Throughout the day, the panelists and attendees discussed the short and long-term mental health of survivors and activists who engage additional barriers when advocating to end FGC. In addition, dialogue about research needs, support programs, and prevention in connection with mental health occurred. Mariya served on a panel to discuss the findings of Sahiyo’s Needs Assessment. Sahiyo had recently partnered with a healthcare market research consultancy to conduct primary market research with activists speaking out against FGC, in an effort to better understand activists’ challenges and hopes for the future.
To learn more about this research, visit Sahiyo’s website.

Raising the conversation on Female Genital Cutting in Massachusetts

During February, Lesley University and Brandeis University in Massachusetts hosted events to elevate the conversation and build awareness on the topic of FGC as it occurs in the U.S. and the larger global world.

On Feb 12th, Lesley University hosted Examining the Intersection Between Tradition and Gender Violence. The event showcased a screening of A Pinch of Skin, a documentary on IMG_9830.JPGFGC in India by Priya Goswami, followed by a panel discussion moderated by Mariya Taher with speakers attorney Joanne Golden, community health leader Abdirahman Yusuf, and OBGYN Dr.  Melody Eckardt. Panel speakers shared their perspectives on FGC, drawing on their personal experiences with survivors across their multiple cross-cultural and professional fields to bring attention to this often silenced issue. To read more about the event, click here. Additionally, on Feb 14th, The Heller School for Social Policy and Management at Brandeis University hosted a conversation with Mariya Taher on “How Storytelling can Change Social norms, and Help to End Female Genital Cutting.”

To learn more about the event, visit ‘A Pinch of Skin’ Documentary Screening and Discussion.

Sahiyo participates in 2017 Hilton Humanitarian Foundation Symposium

On October 11th, Mariya was invited to take part in the 2017 Hilton Humanitarian Foundation Symposium. Mariya, along with Tostan’s founder Molly Melching, and Safe Hands for Girl’s, Jaha Dukureh, was on a panel titled “Empowering the Silent to Speak, Engaging Communities to Respond”, to discuss FGC and the work being done to end it.

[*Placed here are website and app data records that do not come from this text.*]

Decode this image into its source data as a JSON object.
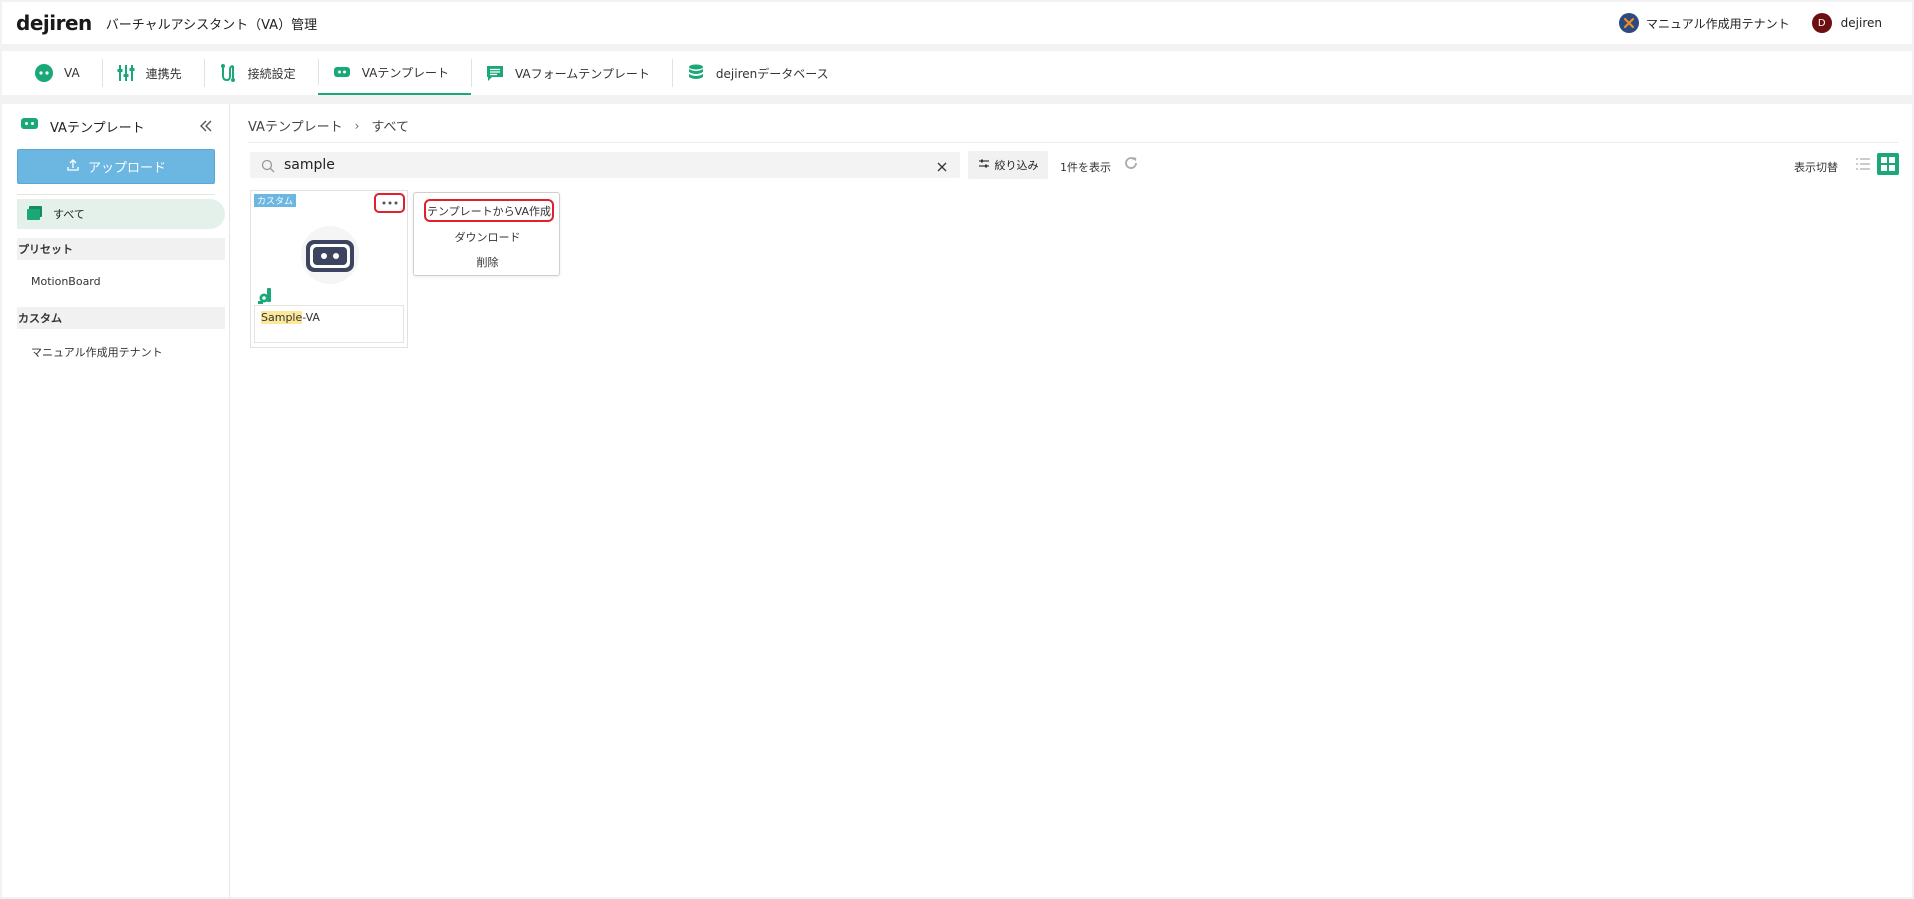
{
  "header": {
    "logo": "dejiren",
    "title": "バーチャルアシスタント（VA）管理",
    "tenant": "マニュアル作成用テナント",
    "user_initial": "D",
    "user_name": "dejiren"
  },
  "tabs": [
    {
      "label": "VA",
      "icon": "robot-face-icon"
    },
    {
      "label": "連携先",
      "icon": "sliders-icon"
    },
    {
      "label": "接続設定",
      "icon": "connection-icon"
    },
    {
      "label": "VAテンプレート",
      "icon": "va-template-icon",
      "active": true
    },
    {
      "label": "VAフォームテンプレート",
      "icon": "form-template-icon"
    },
    {
      "label": "dejirenデータベース",
      "icon": "database-icon"
    }
  ],
  "sidebar": {
    "title": "VAテンプレート",
    "upload_label": "アップロード",
    "all_label": "すべて",
    "sections": [
      {
        "label": "プリセット",
        "items": [
          "MotionBoard"
        ]
      },
      {
        "label": "カスタム",
        "items": [
          "マニュアル作成用テナント"
        ]
      }
    ]
  },
  "breadcrumb": {
    "items": [
      "VAテンプレート",
      "すべて"
    ],
    "separator": "›"
  },
  "toolbar": {
    "search_value": "sample",
    "filter_label": "絞り込み",
    "count_label": "1件を表示",
    "view_toggle_label": "表示切替"
  },
  "card": {
    "badge": "カスタム",
    "name_highlight": "Sample",
    "name_rest": "-VA"
  },
  "dropdown": {
    "items": [
      "テンプレートからVA作成",
      "ダウンロード",
      "削除"
    ]
  },
  "colors": {
    "accent": "#1aa878",
    "upload": "#6bb7e2",
    "highlight_border": "#e0202a"
  }
}
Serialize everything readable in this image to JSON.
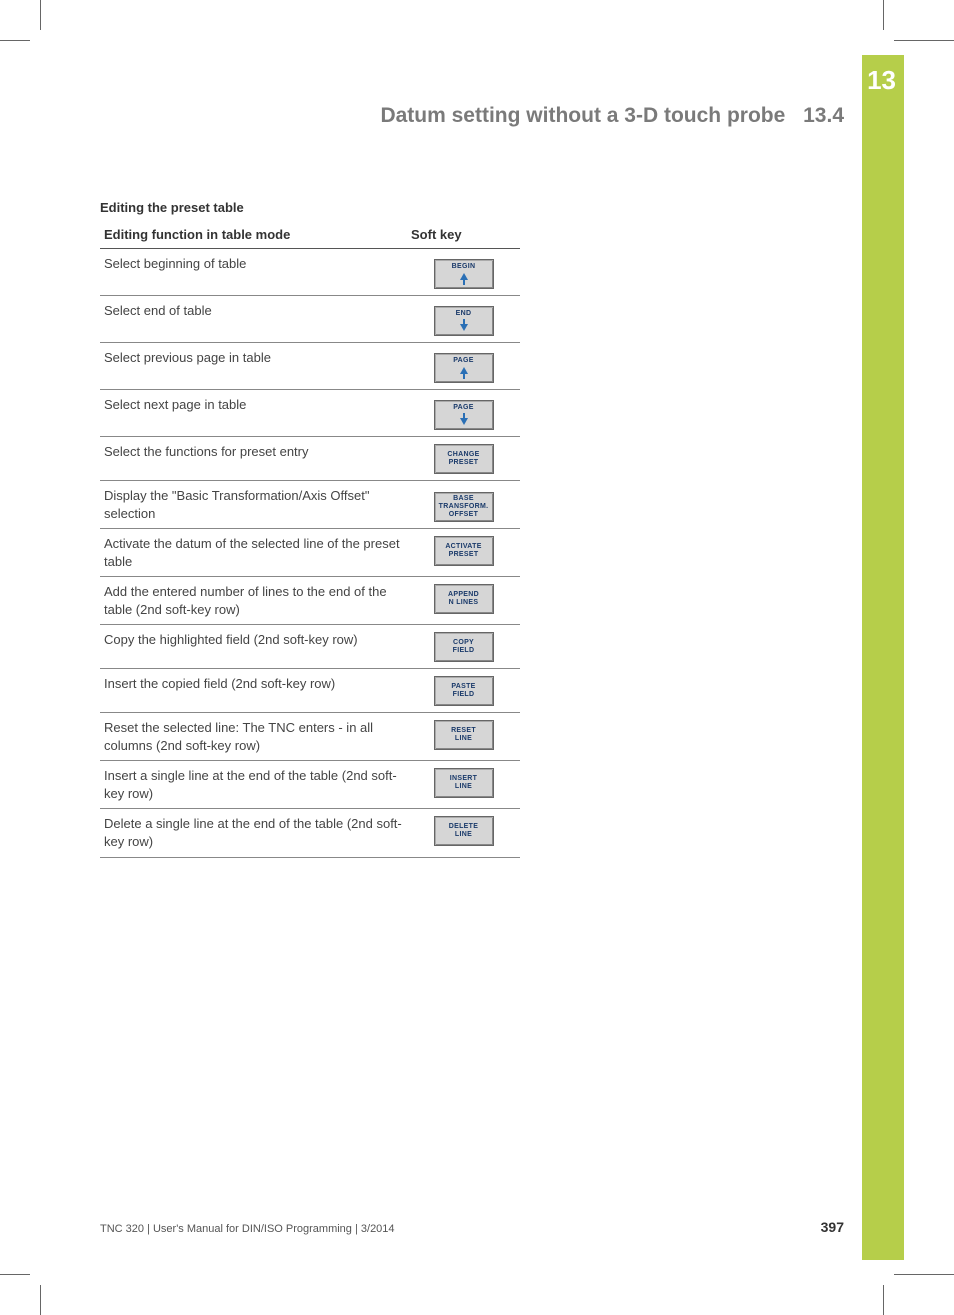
{
  "chapter_number": "13",
  "header": {
    "title": "Datum setting without a 3-D touch probe",
    "section_number": "13.4"
  },
  "section_title": "Editing the preset table",
  "columns": {
    "function": "Editing function in table mode",
    "softkey": "Soft key"
  },
  "rows": [
    {
      "func": "Select beginning of table",
      "key_label": "BEGIN",
      "key_icon": "up"
    },
    {
      "func": "Select end of table",
      "key_label": "END",
      "key_icon": "down"
    },
    {
      "func": "Select previous page in table",
      "key_label": "PAGE",
      "key_icon": "up"
    },
    {
      "func": "Select next page in table",
      "key_label": "PAGE",
      "key_icon": "down"
    },
    {
      "func": "Select the functions for preset entry",
      "key_label": "CHANGE\nPRESET",
      "key_icon": ""
    },
    {
      "func": "Display the \"Basic Transformation/Axis Offset\" selection",
      "key_label": "BASE\nTRANSFORM.\nOFFSET",
      "key_icon": ""
    },
    {
      "func": "Activate the datum of the selected line of the preset table",
      "key_label": "ACTIVATE\nPRESET",
      "key_icon": ""
    },
    {
      "func": "Add the entered number of lines to the end of the table (2nd soft-key row)",
      "key_label": "APPEND\nN LINES",
      "key_icon": ""
    },
    {
      "func": "Copy the highlighted field (2nd soft-key row)",
      "key_label": "COPY\nFIELD",
      "key_icon": ""
    },
    {
      "func": "Insert the copied field (2nd soft-key row)",
      "key_label": "PASTE\nFIELD",
      "key_icon": ""
    },
    {
      "func": "Reset the selected line: The TNC enters - in all columns (2nd soft-key row)",
      "key_label": "RESET\nLINE",
      "key_icon": ""
    },
    {
      "func": "Insert a single line at the end of the table (2nd soft-key row)",
      "key_label": "INSERT\nLINE",
      "key_icon": ""
    },
    {
      "func": "Delete a single line at the end of the table (2nd soft-key row)",
      "key_label": "DELETE\nLINE",
      "key_icon": ""
    }
  ],
  "footer": {
    "text": "TNC 320 | User's Manual for DIN/ISO Programming | 3/2014",
    "page": "397"
  }
}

To watch a recap of the event, click here.

 

This year’s 2017 Hilton Humanitarian Prize was presented to icddr,b. To learn more about award recipient, click here.